Jérémie Rhorer and his orchestra (Le Cercle de l'Harmonie) are always excellent in Mozart and they confirmed their reputation here, even if the performance on the ancient instruments is not exactly what I like the most. There is nothing peculiar about their performance but it was lively, accurate and perfectly well toned to fit the size of the auditorium of Théâtre des Champs Élysées -- otherwise impeccable for the Mozart's operas.
I left the best for the last: the singers. You all know that Bernard Richter is the best lyric tenor in the world right now. Of course you do, and of course he is! ;) I hope he stays away from Verdi, Puccini... and from shouting in general, to save his huge and beautiful voice for the delicate roles that no one else can/could sing like this. So, yes he was won-der-ful but I feel I would be unfair if I said he was the best out there, mostly because his voice is too big for TCE [this must be the first time for me to say on this blog]. After this Ferrando, and previously Atys, Don Ottavio, Chevalier de la Force... you can count me as a Bernard Richter fan!
|Bernrd Richter, Michèle Losier and Pietro Spagnoli|
Since the tragic date in 2009 --when Gerard Mortier left the Paris Opera-- we are getting much less chance to listen to a stunningly beautiful voice by Camilla Tilling. Having her back in an opera production was a treat per se. She cleverly sang through da capo without wasting too much of her voice, and then displayed its perly beauty in all the Fiordiligi arias that matched in beauty the famous renditions by Margaret Price. Her scenic presence is equally fantastic.
When you add to that always splendid Markus Werba whose delicate interpreting of the Mozartian characters makes his richly toned baritone a large bonus in any production of an opera by Mozart, you understand that this premiere was really a beautiful Mozart night. Michèle Losier was terrific too. She's clearly becoming one of the crowd's favorite in Paris. Pietro Spagnoli has that quality that is hard to define and is referred to "italienità", often mistakenly identified by the buffoonery in Il barbiere in Siviglia. I believe he's a perfect model of how the role of Don Alfonso should be sung; there you get a full size of italienità -- in his classy singing and his scenic spontaneity. As far as I can remember this was a first big role for Claire Debono. She is always your perfectly reliable second role. Here she went that extra mile and was a brilliant Despina. Félicitations Claire!

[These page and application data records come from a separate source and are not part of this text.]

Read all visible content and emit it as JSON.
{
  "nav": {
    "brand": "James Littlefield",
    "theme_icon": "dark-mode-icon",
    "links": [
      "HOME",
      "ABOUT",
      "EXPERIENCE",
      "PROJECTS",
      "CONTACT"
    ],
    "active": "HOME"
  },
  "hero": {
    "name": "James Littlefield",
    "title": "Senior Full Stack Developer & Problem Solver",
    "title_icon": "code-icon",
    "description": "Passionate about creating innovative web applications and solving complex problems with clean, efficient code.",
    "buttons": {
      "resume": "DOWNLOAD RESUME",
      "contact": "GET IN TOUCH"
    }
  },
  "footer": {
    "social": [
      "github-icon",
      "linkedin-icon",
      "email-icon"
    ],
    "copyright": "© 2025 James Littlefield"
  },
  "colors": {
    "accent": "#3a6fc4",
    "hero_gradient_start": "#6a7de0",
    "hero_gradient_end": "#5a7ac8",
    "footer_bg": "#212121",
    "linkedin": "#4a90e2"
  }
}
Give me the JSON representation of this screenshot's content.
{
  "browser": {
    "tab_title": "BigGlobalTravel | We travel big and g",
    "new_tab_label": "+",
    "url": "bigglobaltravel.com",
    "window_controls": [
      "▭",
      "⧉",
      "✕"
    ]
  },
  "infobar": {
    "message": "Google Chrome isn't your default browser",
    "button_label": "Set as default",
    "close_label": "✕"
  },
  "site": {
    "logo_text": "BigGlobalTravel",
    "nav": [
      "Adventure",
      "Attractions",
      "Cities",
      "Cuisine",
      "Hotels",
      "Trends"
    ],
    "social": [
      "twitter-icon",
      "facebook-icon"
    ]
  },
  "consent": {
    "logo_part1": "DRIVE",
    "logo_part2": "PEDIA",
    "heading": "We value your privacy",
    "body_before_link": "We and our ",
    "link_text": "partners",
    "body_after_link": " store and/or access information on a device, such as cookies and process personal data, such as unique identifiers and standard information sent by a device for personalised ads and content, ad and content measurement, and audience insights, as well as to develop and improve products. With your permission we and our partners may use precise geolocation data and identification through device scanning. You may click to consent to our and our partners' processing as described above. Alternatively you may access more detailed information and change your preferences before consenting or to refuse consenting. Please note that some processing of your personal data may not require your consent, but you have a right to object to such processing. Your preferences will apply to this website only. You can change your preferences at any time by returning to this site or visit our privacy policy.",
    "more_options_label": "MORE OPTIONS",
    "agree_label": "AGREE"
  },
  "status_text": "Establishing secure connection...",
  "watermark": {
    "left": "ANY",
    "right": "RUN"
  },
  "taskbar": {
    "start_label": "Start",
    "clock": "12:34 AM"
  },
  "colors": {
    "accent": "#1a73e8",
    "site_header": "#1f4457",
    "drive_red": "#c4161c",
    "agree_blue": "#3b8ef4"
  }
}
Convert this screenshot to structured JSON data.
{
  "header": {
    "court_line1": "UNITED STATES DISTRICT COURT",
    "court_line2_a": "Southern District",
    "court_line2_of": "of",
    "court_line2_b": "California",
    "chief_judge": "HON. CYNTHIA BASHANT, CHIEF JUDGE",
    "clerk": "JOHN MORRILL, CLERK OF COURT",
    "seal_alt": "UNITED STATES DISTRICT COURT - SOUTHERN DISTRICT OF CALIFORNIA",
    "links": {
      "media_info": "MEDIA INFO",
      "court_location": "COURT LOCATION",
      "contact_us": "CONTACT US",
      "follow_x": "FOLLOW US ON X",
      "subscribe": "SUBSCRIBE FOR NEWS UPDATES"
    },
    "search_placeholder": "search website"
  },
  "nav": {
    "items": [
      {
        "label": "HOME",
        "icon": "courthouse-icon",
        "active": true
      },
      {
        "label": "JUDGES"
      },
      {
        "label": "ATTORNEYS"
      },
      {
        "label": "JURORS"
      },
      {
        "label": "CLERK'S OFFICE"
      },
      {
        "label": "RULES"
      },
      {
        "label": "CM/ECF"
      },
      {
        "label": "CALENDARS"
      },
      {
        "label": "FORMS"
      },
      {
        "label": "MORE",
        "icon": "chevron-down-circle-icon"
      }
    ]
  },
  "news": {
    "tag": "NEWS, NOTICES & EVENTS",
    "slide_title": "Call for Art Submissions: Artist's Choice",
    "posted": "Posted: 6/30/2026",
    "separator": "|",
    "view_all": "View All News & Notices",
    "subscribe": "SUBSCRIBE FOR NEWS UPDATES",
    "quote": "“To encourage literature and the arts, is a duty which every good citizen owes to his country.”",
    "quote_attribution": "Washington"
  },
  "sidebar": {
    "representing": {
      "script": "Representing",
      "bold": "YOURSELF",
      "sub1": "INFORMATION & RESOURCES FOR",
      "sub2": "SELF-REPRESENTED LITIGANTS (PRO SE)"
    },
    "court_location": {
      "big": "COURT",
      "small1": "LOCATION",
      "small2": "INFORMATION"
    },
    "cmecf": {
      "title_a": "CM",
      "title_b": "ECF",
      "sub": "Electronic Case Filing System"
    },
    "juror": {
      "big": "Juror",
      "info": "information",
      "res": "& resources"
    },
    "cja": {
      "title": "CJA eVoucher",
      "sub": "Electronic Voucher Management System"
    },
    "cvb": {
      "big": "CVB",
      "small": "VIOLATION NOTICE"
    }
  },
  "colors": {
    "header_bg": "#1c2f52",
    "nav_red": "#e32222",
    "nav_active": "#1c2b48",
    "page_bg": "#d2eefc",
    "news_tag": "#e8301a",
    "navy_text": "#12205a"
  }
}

|Claire Debono and Markus Werba|
So, musically it is as good as you can possibly wish to get in an opera by Mozart. Scenically, it is a production that works if and only if the cast consists of singers with pronounced acting talents and very well rehearsed. This happened to be the case here: a delicate Mozart night. If you can possibly catch this show please do!
A few production photos:
Trailer from the previous run (in 2008, when it was created) which unfortunately does not do justice to this production: